Stored entries:
§ §
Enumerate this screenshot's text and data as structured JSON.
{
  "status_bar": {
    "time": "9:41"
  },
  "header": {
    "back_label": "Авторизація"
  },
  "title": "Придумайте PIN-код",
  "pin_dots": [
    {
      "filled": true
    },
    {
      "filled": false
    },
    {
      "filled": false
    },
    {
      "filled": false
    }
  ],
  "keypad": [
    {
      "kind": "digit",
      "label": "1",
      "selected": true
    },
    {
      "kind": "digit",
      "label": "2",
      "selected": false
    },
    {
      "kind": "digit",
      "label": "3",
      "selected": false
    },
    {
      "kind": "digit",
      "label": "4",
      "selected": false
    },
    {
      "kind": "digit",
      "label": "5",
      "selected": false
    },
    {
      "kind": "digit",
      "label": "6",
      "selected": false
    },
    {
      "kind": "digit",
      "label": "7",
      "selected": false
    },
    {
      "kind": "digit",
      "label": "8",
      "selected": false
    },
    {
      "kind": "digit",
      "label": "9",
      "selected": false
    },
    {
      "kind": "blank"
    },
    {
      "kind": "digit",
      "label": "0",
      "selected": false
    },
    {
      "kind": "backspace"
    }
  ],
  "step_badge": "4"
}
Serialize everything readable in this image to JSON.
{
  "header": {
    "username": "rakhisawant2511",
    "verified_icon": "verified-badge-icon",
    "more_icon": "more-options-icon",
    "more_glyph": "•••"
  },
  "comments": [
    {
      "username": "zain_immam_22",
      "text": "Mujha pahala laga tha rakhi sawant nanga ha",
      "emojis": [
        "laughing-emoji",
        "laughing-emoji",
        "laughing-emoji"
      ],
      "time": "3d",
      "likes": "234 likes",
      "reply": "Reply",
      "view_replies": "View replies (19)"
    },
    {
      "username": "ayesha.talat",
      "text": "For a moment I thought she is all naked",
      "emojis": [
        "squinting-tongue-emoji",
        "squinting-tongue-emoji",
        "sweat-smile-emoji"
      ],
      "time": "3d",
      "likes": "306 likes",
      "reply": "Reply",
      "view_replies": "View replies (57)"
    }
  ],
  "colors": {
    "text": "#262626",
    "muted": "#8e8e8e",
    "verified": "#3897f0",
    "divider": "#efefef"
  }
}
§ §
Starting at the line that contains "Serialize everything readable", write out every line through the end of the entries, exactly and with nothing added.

• ANSWER FOR THIS EXERCISE:
Serialize everything readable in this image to JSON.
{
  "header": {
    "username": "rakhisawant2511",
    "verified_icon": "verified-badge-icon",
    "more_icon": "more-options-icon",
    "more_glyph": "•••"
  },
  "comments": [
    {
      "username": "zain_immam_22",
      "text": "Mujha pahala laga tha rakhi sawant nanga ha",
      "emojis": [
        "laughing-emoji",
        "laughing-emoji",
        "laughing-emoji"
      ],
      "time": "3d",
      "likes": "234 likes",
      "reply": "Reply",
      "view_replies": "View replies (19)"
    },
    {
      "username": "ayesha.talat",
      "text": "For a moment I thought she is all naked",
      "emojis": [
        "squinting-tongue-emoji",
        "squinting-tongue-emoji",
        "sweat-smile-emoji"
      ],
      "time": "3d",
      "likes": "306 likes",
      "reply": "Reply",
      "view_replies": "View replies (57)"
    }
  ],
  "colors": {
    "text": "#262626",
    "muted": "#8e8e8e",
    "verified": "#3897f0",
    "divider": "#efefef"
  }
}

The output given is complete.